Brussels, 10 July 2014
Taxation: Commission refers UK to Court of Justice for failure to comply with EU rules on marked fuel
The European Commission has decided to refer the United Kingdom to the Court of Justice of the European Union for not properly applying the rules on fiscal marking on fuel.
Under EU rules, fuel that can benefit from a reduced tax rate has to be marked by coloured dye. Fishing vessels, for example, are allowed to benefit from a lower taxed fuel but private leisure boats must use fuel subject to a standard rate.
Currently, UK law does not require fuel distributors to have two separate fuel tanks to distinguish between the lower tax marked fuel and the fuel subject to the standard rate. As a result private leisure boat owners are often in a situation where they can only purchase marked fuel. As a consequence, private leisure boats may not pay the right amount of tax, as they purchase use fuel normally intended for fishing vessels. Not only does this go against EU excise rules, but it also puts private boats at risk of heavy penalties if they are checked by local authorities when they travel to another Member State.

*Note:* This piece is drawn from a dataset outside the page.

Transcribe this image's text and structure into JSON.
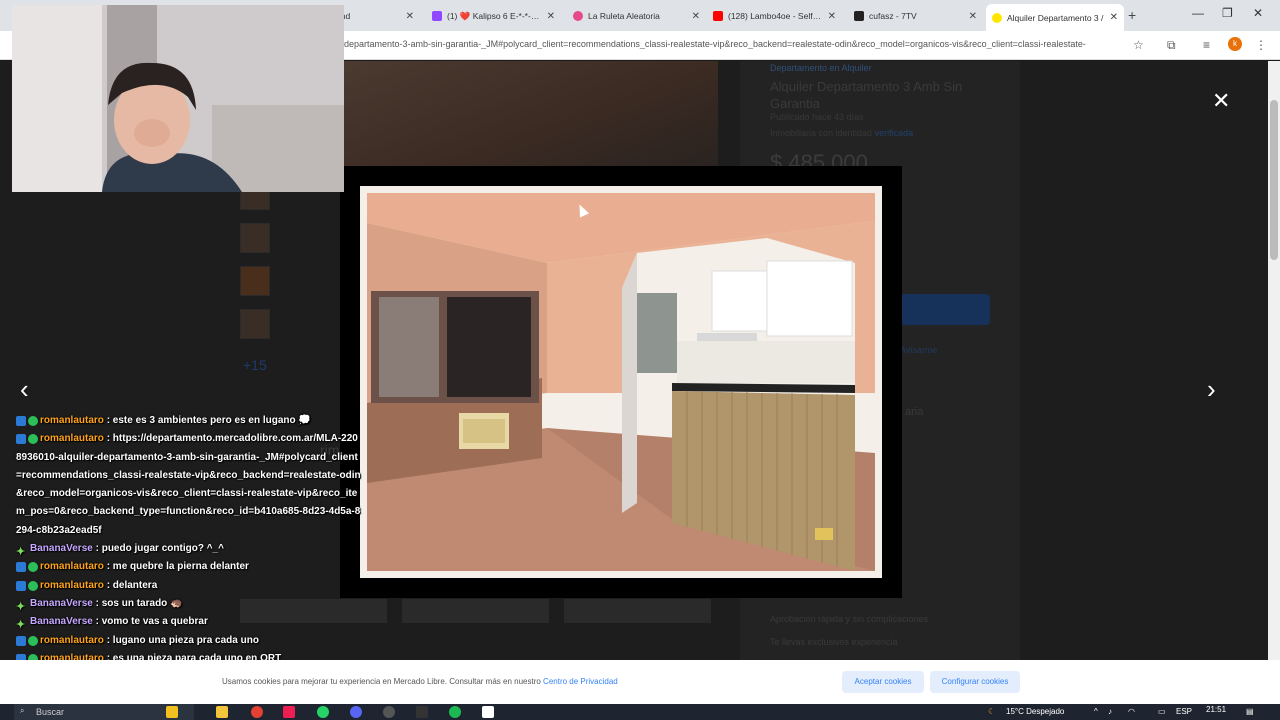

The Commission sent a Reasoned Opinion to the UK on this matter in May 2013. Its failure to bring its legislation into compliance with EU law is the reason why the case is now being referred to the Court of Justice.
For press releases on infringement proceedings in the areas of taxation and customs see:
For the most up-to-date general information on infringement proceedings initiated against Member States, see: http://ec.europa.eu/eu_law/infringements/infringements_en.htm
For more information on EU infringement procedures, see MEMO/12/12
And on infringements in July MEMO/14/470